------ Exercise inputs ------

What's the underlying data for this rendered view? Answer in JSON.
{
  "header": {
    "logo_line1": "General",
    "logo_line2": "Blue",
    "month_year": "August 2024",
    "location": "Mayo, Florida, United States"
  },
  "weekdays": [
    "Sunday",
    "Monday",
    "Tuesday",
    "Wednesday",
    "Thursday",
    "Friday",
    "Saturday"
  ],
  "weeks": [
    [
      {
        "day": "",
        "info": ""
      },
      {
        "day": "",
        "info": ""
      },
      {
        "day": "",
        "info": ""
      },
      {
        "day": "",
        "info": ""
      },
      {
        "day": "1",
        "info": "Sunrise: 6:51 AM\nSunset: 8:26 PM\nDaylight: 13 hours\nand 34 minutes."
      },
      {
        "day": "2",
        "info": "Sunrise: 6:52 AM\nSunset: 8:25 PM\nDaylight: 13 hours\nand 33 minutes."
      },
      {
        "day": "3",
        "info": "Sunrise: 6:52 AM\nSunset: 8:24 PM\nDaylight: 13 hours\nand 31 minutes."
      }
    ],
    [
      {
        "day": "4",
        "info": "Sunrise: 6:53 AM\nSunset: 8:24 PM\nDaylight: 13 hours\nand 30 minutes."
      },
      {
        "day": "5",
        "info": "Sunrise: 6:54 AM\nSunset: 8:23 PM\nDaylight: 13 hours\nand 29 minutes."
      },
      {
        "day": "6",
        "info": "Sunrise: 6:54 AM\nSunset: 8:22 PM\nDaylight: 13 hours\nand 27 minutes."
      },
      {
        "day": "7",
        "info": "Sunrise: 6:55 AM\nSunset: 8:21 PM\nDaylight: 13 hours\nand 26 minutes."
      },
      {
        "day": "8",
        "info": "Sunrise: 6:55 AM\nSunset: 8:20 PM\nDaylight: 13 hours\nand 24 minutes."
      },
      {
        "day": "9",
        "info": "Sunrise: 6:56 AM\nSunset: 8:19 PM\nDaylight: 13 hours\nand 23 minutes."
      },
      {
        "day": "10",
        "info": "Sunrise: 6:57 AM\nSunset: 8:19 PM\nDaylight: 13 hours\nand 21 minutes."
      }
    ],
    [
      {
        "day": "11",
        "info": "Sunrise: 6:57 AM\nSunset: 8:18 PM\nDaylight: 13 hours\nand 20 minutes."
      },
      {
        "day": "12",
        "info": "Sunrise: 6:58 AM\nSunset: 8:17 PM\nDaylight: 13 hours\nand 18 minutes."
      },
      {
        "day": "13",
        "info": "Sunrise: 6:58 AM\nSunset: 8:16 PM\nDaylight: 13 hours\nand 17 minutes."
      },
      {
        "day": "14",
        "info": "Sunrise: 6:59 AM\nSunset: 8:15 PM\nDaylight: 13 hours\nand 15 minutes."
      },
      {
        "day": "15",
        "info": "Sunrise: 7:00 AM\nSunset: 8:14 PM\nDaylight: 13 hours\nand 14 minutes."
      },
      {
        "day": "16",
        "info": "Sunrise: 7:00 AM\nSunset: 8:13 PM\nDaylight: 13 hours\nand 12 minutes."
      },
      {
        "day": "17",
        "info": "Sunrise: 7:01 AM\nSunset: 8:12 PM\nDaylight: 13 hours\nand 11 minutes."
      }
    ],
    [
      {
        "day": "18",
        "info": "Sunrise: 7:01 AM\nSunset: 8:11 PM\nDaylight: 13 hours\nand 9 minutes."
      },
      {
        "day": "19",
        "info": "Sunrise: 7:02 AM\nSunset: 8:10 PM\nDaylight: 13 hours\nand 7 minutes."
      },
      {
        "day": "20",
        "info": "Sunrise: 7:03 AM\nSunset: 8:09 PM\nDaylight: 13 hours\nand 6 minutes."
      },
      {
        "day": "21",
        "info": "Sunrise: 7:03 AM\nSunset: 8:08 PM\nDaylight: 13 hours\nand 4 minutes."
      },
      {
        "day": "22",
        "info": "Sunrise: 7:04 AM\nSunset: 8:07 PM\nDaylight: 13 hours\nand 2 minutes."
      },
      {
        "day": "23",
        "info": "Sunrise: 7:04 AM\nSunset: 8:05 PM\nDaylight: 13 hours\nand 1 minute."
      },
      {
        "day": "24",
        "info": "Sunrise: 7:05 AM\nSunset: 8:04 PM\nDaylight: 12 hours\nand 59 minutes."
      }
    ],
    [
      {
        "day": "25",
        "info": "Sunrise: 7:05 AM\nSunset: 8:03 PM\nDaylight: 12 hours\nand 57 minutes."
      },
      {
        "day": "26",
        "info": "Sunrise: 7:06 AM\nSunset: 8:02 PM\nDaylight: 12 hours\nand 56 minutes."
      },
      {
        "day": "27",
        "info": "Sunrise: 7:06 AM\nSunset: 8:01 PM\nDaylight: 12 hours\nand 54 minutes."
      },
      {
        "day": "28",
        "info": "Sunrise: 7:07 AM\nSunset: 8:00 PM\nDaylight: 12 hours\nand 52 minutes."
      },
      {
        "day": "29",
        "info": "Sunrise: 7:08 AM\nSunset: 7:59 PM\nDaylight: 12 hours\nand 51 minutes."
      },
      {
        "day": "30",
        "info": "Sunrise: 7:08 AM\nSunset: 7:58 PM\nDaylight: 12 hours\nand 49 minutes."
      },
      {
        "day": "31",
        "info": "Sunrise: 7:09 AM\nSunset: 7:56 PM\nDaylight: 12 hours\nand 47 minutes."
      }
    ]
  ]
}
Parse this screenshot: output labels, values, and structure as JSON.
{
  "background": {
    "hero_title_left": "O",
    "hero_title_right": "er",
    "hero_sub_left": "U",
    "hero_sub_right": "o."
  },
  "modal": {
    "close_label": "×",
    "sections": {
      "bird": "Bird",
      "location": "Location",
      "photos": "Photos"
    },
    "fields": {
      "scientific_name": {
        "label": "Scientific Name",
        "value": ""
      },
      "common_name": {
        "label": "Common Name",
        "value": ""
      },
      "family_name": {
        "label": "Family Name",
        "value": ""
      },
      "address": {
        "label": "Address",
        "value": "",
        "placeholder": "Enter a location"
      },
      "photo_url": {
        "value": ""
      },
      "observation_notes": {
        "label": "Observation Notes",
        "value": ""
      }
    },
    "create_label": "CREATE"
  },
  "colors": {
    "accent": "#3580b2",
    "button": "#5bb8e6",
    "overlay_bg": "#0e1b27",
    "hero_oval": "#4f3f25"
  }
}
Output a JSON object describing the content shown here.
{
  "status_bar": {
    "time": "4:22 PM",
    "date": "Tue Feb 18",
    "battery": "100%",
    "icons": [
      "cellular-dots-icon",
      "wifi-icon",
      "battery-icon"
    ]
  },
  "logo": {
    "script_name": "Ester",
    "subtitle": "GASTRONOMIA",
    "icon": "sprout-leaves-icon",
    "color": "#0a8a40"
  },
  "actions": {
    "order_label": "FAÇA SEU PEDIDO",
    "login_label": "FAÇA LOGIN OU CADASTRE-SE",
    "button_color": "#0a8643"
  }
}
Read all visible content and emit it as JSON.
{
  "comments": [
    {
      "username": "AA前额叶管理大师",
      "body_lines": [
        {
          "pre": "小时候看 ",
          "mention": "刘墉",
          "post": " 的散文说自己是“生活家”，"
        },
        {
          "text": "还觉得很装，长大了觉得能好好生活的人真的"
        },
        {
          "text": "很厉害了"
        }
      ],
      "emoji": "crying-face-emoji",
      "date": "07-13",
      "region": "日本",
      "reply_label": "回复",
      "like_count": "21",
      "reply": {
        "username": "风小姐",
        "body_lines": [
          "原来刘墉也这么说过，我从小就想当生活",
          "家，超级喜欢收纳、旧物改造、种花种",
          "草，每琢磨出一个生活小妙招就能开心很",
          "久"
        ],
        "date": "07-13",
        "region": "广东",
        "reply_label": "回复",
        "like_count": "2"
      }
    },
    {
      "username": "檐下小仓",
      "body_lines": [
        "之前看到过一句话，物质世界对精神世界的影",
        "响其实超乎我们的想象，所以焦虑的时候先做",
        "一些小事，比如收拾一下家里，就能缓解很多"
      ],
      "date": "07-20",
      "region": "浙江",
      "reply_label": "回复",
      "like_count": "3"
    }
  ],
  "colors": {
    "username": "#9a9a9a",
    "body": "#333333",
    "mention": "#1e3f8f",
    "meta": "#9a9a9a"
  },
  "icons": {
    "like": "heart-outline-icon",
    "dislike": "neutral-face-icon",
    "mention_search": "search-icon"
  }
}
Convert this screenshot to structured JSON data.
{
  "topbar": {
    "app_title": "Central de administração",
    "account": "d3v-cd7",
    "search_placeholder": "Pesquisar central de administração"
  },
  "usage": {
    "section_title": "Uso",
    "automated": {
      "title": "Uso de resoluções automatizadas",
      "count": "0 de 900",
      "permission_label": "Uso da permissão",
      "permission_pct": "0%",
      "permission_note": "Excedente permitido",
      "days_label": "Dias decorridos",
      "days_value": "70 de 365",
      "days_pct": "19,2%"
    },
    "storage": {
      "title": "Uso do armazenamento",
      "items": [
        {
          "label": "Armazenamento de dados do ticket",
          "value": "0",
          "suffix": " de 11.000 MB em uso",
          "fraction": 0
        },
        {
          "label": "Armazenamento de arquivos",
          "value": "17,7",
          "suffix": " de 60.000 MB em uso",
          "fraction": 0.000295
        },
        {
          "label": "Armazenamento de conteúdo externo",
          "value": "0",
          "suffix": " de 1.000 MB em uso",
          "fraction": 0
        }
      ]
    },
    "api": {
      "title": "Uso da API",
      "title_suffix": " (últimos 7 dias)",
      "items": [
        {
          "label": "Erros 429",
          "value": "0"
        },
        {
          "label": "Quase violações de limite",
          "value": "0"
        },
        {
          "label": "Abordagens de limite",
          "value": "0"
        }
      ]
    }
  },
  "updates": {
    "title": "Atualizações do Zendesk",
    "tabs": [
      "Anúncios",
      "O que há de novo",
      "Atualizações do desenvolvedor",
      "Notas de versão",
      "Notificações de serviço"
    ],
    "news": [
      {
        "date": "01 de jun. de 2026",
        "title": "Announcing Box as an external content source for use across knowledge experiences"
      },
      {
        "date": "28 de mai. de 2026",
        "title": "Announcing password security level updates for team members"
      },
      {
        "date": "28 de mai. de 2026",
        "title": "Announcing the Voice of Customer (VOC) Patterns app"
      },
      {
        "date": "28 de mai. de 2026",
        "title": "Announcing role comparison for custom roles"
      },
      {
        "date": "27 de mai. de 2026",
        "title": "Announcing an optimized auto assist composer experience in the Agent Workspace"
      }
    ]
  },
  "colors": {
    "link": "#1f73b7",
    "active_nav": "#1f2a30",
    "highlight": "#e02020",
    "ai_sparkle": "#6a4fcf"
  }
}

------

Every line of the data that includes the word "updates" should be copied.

  "updates": {
        "title": "Announcing password security level updates for team members"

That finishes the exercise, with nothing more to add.